> _What to do_: Only the pictures should be left out; write out all other data exactly.

> _Given records_:
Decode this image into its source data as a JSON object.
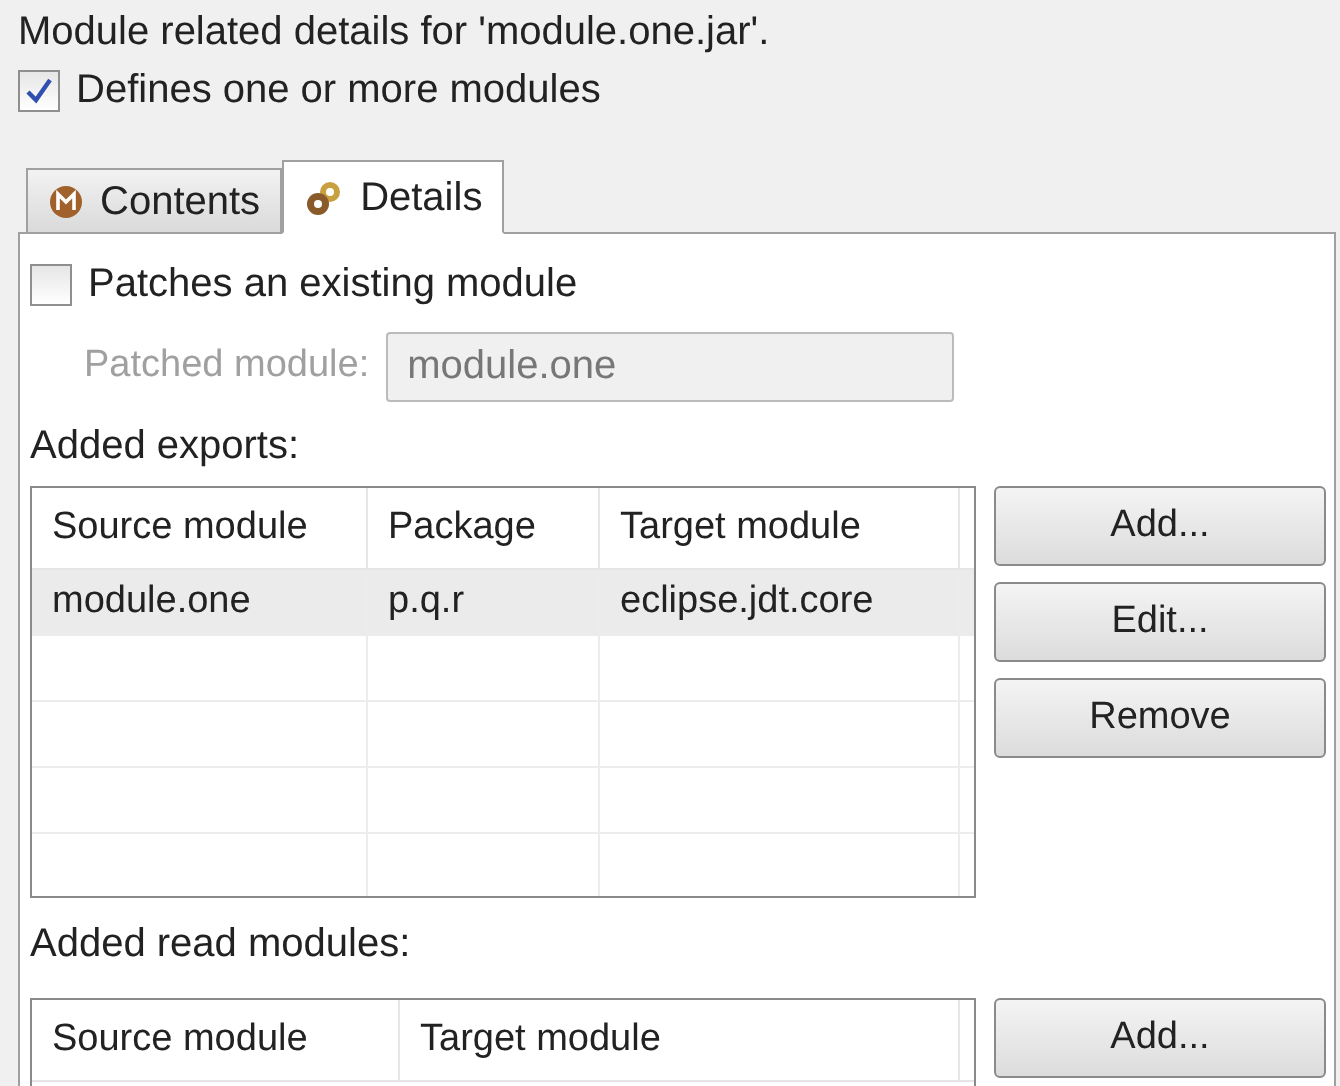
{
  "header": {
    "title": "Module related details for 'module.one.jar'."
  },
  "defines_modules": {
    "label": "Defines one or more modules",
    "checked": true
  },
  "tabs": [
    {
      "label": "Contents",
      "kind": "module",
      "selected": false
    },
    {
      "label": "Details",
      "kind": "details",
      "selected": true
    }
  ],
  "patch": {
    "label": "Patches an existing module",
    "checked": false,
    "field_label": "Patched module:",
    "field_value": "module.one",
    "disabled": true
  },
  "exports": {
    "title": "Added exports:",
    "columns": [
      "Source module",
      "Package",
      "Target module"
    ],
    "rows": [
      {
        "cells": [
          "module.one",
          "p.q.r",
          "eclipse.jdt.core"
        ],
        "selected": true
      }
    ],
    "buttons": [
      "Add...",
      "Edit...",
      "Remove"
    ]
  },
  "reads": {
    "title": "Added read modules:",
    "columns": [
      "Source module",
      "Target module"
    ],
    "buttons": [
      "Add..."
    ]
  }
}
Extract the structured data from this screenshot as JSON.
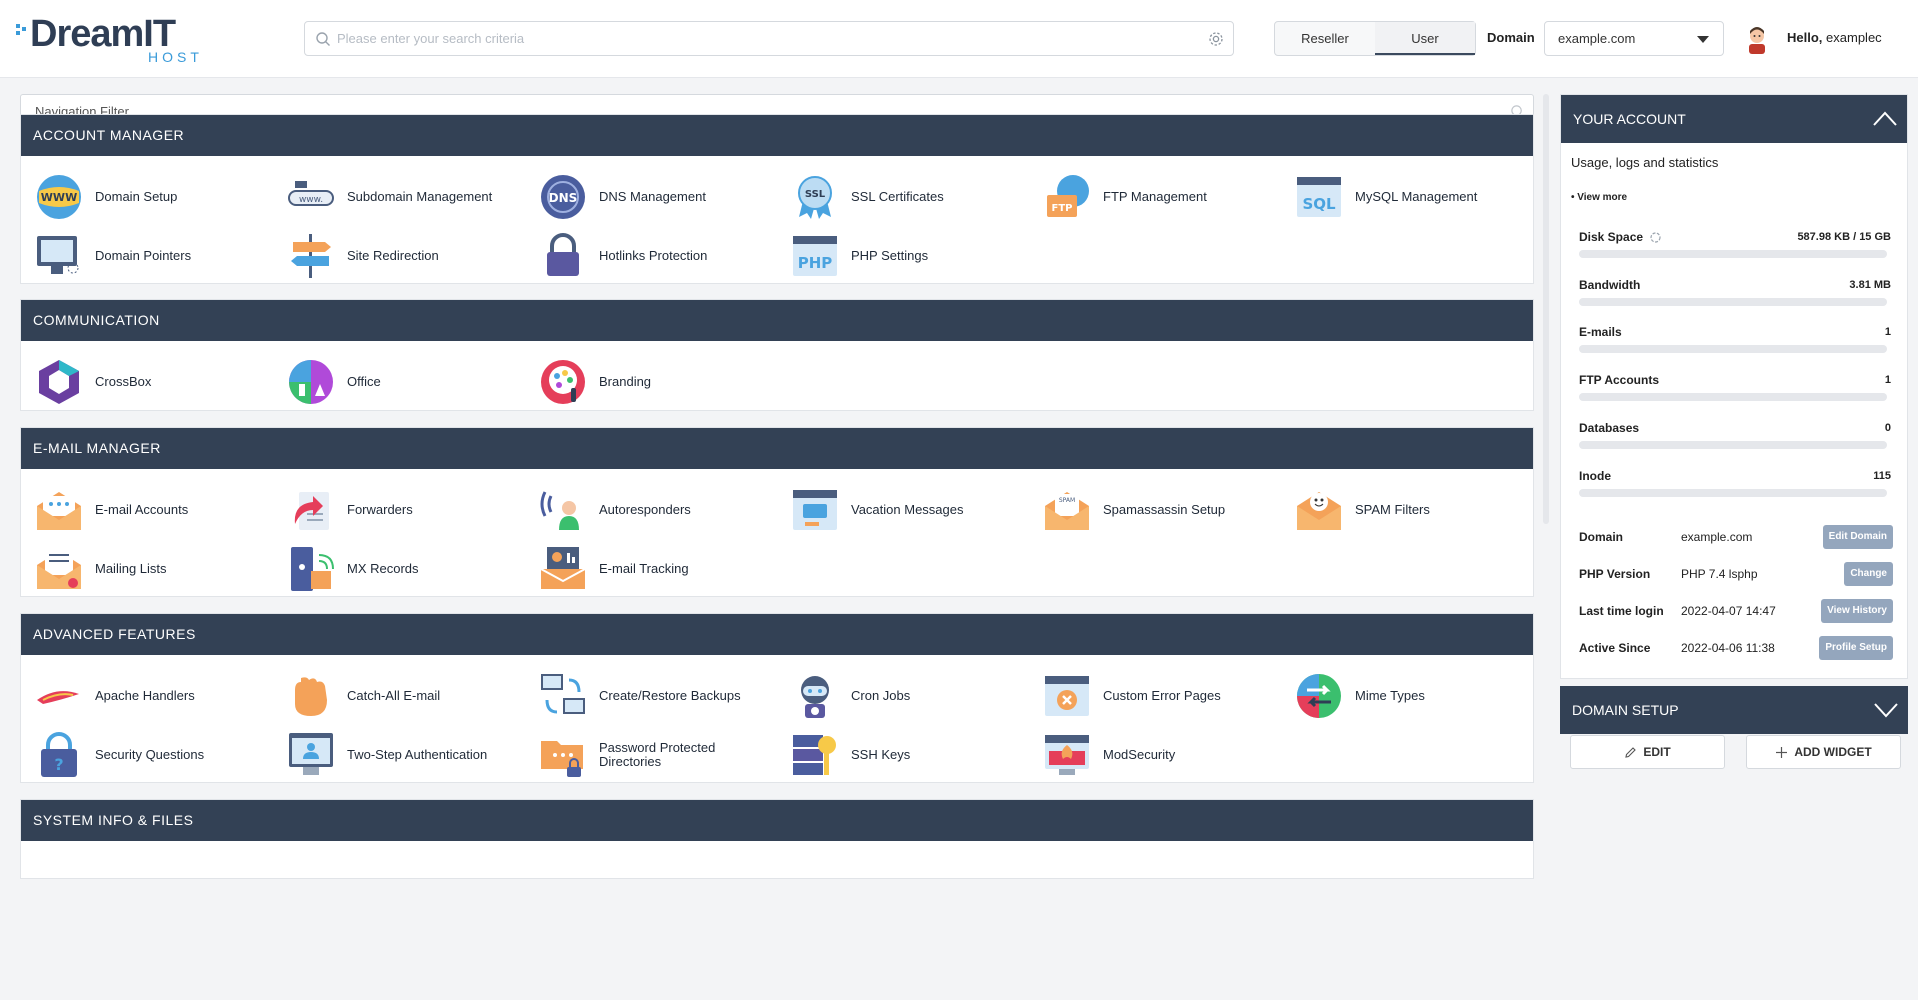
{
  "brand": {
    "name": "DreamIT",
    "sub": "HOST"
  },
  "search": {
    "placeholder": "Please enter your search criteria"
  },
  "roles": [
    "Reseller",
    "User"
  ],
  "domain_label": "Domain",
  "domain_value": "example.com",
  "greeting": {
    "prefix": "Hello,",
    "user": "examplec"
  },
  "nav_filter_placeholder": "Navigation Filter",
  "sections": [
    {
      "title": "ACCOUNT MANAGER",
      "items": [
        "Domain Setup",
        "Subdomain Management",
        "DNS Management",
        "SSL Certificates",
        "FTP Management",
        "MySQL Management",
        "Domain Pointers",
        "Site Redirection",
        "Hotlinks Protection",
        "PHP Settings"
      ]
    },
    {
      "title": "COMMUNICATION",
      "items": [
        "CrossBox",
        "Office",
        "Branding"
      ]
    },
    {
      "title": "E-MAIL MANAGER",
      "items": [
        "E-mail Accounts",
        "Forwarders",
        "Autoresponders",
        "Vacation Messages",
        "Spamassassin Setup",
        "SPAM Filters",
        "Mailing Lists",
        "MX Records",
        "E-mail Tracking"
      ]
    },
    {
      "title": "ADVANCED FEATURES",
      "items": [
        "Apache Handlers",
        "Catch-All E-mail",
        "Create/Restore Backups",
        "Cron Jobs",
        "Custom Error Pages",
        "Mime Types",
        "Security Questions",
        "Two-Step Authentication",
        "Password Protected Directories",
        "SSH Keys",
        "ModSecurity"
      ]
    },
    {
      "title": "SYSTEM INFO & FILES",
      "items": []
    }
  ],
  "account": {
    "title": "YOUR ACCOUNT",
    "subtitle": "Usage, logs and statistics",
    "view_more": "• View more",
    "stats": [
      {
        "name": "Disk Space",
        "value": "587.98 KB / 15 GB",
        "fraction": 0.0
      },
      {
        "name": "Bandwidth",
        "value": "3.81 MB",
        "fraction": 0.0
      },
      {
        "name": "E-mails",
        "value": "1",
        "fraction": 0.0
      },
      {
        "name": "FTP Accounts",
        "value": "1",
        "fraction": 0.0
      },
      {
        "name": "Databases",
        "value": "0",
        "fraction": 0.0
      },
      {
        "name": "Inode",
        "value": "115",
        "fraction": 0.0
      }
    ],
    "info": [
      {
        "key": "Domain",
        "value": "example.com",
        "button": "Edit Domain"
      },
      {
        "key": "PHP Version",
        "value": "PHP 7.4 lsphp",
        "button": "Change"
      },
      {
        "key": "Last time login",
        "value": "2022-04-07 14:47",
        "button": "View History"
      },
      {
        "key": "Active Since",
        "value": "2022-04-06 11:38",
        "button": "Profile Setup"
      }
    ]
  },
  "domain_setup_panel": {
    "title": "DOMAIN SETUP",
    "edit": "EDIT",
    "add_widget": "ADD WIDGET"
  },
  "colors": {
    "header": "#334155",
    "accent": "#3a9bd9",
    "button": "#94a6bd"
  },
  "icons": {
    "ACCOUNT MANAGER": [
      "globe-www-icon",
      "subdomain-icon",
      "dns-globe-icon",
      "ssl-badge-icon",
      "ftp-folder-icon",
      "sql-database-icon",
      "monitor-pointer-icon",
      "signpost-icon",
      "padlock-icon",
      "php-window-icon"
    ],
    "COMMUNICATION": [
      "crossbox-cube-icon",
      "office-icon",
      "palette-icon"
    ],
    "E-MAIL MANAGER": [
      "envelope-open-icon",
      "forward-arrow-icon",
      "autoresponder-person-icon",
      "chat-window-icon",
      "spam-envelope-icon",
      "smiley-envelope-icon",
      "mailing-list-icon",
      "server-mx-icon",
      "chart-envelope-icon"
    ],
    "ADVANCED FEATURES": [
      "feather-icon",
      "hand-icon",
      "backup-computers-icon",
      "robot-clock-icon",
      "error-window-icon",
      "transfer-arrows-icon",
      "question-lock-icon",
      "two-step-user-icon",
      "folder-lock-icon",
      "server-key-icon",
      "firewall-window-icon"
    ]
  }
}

> _Output of the exercise_:
Decode this image into its source data as a JSON object.
{
  "header": {
    "title": "Module related details for 'module.one.jar'."
  },
  "defines_modules": {
    "label": "Defines one or more modules",
    "checked": true
  },
  "tabs": [
    {
      "label": "Contents",
      "kind": "module",
      "selected": false
    },
    {
      "label": "Details",
      "kind": "details",
      "selected": true
    }
  ],
  "patch": {
    "label": "Patches an existing module",
    "checked": false,
    "field_label": "Patched module:",
    "field_value": "module.one",
    "disabled": true
  },
  "exports": {
    "title": "Added exports:",
    "columns": [
      "Source module",
      "Package",
      "Target module"
    ],
    "rows": [
      {
        "cells": [
          "module.one",
          "p.q.r",
          "eclipse.jdt.core"
        ],
        "selected": true
      }
    ],
    "buttons": [
      "Add...",
      "Edit...",
      "Remove"
    ]
  },
  "reads": {
    "title": "Added read modules:",
    "columns": [
      "Source module",
      "Target module"
    ],
    "buttons": [
      "Add..."
    ]
  }
}
Extract the structured data from this screenshot as JSON.
{
  "brand": {
    "name": "DreamIT",
    "sub": "HOST"
  },
  "search": {
    "placeholder": "Please enter your search criteria"
  },
  "roles": [
    "Reseller",
    "User"
  ],
  "domain_label": "Domain",
  "domain_value": "example.com",
  "greeting": {
    "prefix": "Hello,",
    "user": "examplec"
  },
  "nav_filter_placeholder": "Navigation Filter",
  "sections": [
    {
      "title": "ACCOUNT MANAGER",
      "items": [
        "Domain Setup",
        "Subdomain Management",
        "DNS Management",
        "SSL Certificates",
        "FTP Management",
        "MySQL Management",
        "Domain Pointers",
        "Site Redirection",
        "Hotlinks Protection",
        "PHP Settings"
      ]
    },
    {
      "title": "COMMUNICATION",
      "items": [
        "CrossBox",
        "Office",
        "Branding"
      ]
    },
    {
      "title": "E-MAIL MANAGER",
      "items": [
        "E-mail Accounts",
        "Forwarders",
        "Autoresponders",
        "Vacation Messages",
        "Spamassassin Setup",
        "SPAM Filters",
        "Mailing Lists",
        "MX Records",
        "E-mail Tracking"
      ]
    },
    {
      "title": "ADVANCED FEATURES",
      "items": [
        "Apache Handlers",
        "Catch-All E-mail",
        "Create/Restore Backups",
        "Cron Jobs",
        "Custom Error Pages",
        "Mime Types",
        "Security Questions",
        "Two-Step Authentication",
        "Password Protected Directories",
        "SSH Keys",
        "ModSecurity"
      ]
    },
    {
      "title": "SYSTEM INFO & FILES",
      "items": []
    }
  ],
  "account": {
    "title": "YOUR ACCOUNT",
    "subtitle": "Usage, logs and statistics",
    "view_more": "• View more",
    "stats": [
      {
        "name": "Disk Space",
        "value": "587.98 KB / 15 GB",
        "fraction": 0.0
      },
      {
        "name": "Bandwidth",
        "value": "3.81 MB",
        "fraction": 0.0
      },
      {
        "name": "E-mails",
        "value": "1",
        "fraction": 0.0
      },
      {
        "name": "FTP Accounts",
        "value": "1",
        "fraction": 0.0
      },
      {
        "name": "Databases",
        "value": "0",
        "fraction": 0.0
      },
      {
        "name": "Inode",
        "value": "115",
        "fraction": 0.0
      }
    ],
    "info": [
      {
        "key": "Domain",
        "value": "example.com",
        "button": "Edit Domain"
      },
      {
        "key": "PHP Version",
        "value": "PHP 7.4 lsphp",
        "button": "Change"
      },
      {
        "key": "Last time login",
        "value": "2022-04-07 14:47",
        "button": "View History"
      },
      {
        "key": "Active Since",
        "value": "2022-04-06 11:38",
        "button": "Profile Setup"
      }
    ]
  },
  "domain_setup_panel": {
    "title": "DOMAIN SETUP",
    "edit": "EDIT",
    "add_widget": "ADD WIDGET"
  },
  "colors": {
    "header": "#334155",
    "accent": "#3a9bd9",
    "button": "#94a6bd"
  },
  "icons": {
    "ACCOUNT MANAGER": [
      "globe-www-icon",
      "subdomain-icon",
      "dns-globe-icon",
      "ssl-badge-icon",
      "ftp-folder-icon",
      "sql-database-icon",
      "monitor-pointer-icon",
      "signpost-icon",
      "padlock-icon",
      "php-window-icon"
    ],
    "COMMUNICATION": [
      "crossbox-cube-icon",
      "office-icon",
      "palette-icon"
    ],
    "E-MAIL MANAGER": [
      "envelope-open-icon",
      "forward-arrow-icon",
      "autoresponder-person-icon",
      "chat-window-icon",
      "spam-envelope-icon",
      "smiley-envelope-icon",
      "mailing-list-icon",
      "server-mx-icon",
      "chart-envelope-icon"
    ],
    "ADVANCED FEATURES": [
      "feather-icon",
      "hand-icon",
      "backup-computers-icon",
      "robot-clock-icon",
      "error-window-icon",
      "transfer-arrows-icon",
      "question-lock-icon",
      "two-step-user-icon",
      "folder-lock-icon",
      "server-key-icon",
      "firewall-window-icon"
    ]
  }
}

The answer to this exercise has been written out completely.